Kentucky to be home to Toyota’s new fuel cell modules facilityAugust 31, 2021
The automaker will make the components for hydrogen powered heavy duty commercial trucks.
Toyota has announced that it will be making hydrogen fuel cell modules at its huge Kentucky auto-assembly plants.
Toyota has been among the major players among automakers producing H2 powered vehicles.
The Japanese automaker has been seeking to commercialize hydrogen electric vehicles for decades. This is nothing necessarily new for Toyota. That said, this effort has greatly expanded in recent years. Now, it will be broadening its production by adding fuel cell modules to the Kentucky plant. These components will be used in zero-emission heavy duty commercial vehicles and long-haul trucks.
The automaker will be establishing a dedicated line at the facility in Georgetown, Kentucky. According to the company, these electrochemical devices will begin production in 2023. They are dual fuel cells and produce 160 kilowatts of continuous electricity. They are incorporated into the vehicle propulsion system along with hydrogen tanks, electric motors, and a high-powered battery, all of which are supplied by partner companies.
Along with using the fuel cell modules for its own vehicles, it will also supply other manufacturers.
“We’re bringing our proven electric technology to a whole new class of production vehicles,” said Toyota Motor North America CEO and president Tetsuo Ogawa. “Heavy-duty truck manufacturers will be able to buy a fully integrated and validated fuel cell electric drive system, allowing them to offer their customers an emissions-free option in the Class 8 heavy-duty segment.”
Hydrogen powered vehicles haven’t taken off in passenger cars, but the technology is moving forward for larger vehicles such as buses and heavy trucks. Toyota is far from alone in pursuing this market. Hino, Hyundai Motor, Cummins, Daimler, Volvo, Nikola and others are all working on establishing hydrogen-powered long-haul trucks in coming hears. The companies prefer this technology to battery electric for heavy-duty and long-haul vehicles due to the large range and rapid refueling speed.
Moreover, the fuel cell modules and the rest of the powertrain are lighter, which is important as every pound counts in long-haul transport.

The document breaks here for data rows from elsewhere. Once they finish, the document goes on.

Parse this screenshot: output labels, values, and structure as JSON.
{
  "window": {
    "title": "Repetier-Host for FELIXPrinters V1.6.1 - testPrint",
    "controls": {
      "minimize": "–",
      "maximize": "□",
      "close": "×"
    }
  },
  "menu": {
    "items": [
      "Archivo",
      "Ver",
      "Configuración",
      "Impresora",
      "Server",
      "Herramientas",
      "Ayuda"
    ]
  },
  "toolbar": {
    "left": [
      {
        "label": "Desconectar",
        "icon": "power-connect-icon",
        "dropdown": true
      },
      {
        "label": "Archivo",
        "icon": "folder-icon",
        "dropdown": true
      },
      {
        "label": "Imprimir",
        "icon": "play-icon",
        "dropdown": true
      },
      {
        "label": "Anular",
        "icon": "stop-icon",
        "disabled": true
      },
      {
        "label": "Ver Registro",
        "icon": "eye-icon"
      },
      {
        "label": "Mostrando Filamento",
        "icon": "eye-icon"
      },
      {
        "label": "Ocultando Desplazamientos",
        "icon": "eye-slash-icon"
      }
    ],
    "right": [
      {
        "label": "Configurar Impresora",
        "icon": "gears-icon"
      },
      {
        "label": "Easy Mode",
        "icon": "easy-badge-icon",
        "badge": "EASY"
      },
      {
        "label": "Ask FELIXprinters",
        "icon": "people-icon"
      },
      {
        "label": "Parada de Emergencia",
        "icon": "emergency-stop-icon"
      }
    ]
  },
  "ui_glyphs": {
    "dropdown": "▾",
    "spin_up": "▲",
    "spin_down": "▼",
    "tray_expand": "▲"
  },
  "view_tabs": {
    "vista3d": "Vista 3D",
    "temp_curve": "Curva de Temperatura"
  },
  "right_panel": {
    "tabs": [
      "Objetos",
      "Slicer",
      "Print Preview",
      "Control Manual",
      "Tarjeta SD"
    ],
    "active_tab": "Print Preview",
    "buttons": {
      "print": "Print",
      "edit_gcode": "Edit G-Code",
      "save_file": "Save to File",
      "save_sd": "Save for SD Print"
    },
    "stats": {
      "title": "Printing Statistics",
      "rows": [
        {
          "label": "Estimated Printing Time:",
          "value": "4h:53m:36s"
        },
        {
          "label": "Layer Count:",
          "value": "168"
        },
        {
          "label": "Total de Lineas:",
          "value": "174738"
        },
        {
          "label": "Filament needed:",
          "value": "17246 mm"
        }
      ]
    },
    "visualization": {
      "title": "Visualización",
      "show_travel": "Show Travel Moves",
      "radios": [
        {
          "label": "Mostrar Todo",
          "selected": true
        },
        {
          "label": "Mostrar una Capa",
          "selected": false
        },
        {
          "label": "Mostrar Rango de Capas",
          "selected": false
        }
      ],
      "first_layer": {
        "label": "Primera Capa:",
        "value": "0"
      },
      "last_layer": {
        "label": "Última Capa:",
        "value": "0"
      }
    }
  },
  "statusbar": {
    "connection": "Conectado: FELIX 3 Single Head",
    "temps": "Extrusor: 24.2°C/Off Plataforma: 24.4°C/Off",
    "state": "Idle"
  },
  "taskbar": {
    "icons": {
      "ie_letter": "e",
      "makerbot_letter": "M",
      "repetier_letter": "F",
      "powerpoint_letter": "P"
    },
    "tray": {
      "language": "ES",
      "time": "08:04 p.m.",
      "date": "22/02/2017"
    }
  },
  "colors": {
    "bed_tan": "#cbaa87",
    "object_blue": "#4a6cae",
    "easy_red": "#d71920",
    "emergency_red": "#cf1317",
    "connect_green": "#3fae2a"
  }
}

These factors all make the technology appear to be the more viable choice for zero-emission transportation.